What you have to do – Scan the entries for the word "Home". Every line that has it should be copied.

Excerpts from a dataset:
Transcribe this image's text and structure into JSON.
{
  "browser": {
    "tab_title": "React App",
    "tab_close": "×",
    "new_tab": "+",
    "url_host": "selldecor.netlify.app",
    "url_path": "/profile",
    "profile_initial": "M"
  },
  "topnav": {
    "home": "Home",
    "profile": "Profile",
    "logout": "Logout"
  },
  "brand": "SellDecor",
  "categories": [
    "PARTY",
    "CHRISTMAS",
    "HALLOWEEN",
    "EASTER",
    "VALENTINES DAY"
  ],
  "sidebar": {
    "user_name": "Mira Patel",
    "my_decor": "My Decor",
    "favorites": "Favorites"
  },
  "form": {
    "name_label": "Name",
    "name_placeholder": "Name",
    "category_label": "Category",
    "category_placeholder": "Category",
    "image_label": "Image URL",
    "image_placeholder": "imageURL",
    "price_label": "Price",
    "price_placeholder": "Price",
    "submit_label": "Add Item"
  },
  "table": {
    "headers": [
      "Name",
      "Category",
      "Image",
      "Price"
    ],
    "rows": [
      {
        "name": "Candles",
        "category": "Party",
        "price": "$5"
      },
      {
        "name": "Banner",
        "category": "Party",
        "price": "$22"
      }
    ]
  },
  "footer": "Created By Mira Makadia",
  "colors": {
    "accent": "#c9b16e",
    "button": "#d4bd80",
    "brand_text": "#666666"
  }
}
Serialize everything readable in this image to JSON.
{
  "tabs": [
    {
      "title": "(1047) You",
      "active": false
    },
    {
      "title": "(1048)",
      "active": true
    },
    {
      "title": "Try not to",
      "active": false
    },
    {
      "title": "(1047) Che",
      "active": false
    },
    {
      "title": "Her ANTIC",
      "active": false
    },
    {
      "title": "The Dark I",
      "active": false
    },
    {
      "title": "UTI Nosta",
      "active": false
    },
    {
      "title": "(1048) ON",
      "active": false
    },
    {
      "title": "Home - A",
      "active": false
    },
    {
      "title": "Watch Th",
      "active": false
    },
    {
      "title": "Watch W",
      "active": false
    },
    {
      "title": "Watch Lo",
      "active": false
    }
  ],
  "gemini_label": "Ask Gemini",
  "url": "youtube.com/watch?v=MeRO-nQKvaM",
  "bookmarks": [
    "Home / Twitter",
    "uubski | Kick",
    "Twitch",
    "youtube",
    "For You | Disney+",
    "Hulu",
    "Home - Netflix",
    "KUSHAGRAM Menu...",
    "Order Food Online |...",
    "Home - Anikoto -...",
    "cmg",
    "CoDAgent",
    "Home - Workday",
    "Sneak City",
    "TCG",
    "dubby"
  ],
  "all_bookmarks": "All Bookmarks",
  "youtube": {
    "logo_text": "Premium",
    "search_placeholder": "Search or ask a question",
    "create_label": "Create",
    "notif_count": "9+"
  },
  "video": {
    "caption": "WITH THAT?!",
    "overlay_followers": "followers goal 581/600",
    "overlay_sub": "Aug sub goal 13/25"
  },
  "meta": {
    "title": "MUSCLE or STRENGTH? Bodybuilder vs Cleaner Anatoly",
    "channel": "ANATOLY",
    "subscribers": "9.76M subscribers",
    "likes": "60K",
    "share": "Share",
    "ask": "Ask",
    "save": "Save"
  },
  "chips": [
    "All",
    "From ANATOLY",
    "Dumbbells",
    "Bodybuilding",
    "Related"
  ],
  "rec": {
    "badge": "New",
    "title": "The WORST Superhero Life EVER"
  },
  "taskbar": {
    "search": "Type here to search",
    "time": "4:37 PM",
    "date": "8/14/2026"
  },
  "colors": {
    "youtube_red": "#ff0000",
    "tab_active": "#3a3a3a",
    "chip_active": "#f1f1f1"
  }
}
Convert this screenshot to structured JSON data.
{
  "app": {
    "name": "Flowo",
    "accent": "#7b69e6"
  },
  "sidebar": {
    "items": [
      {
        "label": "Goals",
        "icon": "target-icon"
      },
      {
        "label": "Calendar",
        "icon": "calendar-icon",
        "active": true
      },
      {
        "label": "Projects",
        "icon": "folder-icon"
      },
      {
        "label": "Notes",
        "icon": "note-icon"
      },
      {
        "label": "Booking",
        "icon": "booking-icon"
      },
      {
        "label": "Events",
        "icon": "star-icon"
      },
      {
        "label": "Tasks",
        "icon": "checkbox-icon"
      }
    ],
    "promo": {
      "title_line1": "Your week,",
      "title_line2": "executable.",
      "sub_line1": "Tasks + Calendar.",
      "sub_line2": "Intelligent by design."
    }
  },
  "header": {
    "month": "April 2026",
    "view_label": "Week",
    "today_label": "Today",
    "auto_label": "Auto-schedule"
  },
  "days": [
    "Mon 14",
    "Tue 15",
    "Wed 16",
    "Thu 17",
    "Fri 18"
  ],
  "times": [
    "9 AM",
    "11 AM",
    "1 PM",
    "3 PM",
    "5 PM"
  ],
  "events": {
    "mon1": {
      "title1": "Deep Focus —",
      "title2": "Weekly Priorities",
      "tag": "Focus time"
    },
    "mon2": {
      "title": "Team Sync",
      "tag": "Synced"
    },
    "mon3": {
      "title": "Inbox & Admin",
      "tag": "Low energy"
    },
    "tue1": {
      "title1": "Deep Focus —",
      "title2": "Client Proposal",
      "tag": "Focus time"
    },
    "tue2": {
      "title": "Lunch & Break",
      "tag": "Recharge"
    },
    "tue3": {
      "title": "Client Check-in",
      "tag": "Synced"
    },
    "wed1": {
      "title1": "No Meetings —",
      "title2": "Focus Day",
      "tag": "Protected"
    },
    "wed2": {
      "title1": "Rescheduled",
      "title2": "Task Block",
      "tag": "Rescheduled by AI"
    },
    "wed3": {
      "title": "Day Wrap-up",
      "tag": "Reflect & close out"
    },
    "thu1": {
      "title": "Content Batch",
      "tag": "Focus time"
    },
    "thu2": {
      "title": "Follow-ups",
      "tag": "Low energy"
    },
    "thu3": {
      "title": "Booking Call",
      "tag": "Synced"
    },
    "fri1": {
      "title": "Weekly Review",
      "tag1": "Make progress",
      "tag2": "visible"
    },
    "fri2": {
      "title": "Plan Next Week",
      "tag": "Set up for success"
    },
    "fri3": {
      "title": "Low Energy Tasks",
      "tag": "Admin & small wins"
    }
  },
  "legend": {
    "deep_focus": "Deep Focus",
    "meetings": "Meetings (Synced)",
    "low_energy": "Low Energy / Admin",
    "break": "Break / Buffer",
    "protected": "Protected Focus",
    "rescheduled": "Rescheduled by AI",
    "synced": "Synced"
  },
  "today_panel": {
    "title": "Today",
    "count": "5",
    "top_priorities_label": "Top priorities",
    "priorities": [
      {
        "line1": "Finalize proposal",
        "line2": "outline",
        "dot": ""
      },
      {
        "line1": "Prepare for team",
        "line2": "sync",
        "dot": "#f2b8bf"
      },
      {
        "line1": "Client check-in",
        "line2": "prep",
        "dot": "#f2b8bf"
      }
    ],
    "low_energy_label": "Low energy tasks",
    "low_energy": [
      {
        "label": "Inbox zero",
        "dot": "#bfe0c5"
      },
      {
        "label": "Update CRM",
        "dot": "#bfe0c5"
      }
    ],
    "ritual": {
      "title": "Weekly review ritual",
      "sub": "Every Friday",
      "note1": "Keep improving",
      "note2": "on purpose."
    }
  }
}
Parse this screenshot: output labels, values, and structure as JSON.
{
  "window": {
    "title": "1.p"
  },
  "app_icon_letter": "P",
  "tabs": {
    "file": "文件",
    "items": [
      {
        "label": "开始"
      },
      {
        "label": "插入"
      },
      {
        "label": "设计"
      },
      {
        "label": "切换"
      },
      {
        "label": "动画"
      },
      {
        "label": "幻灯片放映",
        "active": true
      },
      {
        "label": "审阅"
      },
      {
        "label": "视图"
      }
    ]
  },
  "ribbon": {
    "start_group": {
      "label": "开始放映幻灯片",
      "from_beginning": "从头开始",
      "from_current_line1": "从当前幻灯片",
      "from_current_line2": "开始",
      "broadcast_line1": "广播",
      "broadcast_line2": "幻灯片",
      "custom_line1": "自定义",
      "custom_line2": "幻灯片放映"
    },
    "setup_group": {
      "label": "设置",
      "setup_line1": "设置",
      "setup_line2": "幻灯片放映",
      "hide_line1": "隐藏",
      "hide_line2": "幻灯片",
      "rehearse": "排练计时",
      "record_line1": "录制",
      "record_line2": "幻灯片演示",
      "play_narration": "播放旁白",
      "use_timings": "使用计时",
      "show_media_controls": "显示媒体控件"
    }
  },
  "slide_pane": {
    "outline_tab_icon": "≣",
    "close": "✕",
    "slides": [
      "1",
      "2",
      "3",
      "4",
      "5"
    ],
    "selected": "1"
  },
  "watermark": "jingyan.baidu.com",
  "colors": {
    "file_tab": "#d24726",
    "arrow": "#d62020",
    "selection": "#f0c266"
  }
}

Exercise response –
    "home": "Home",
      "title": "Home - A",
    "Home / Twitter",
    "Home - Netflix",
    "Home - Anikoto -...",
    "Home - Workday",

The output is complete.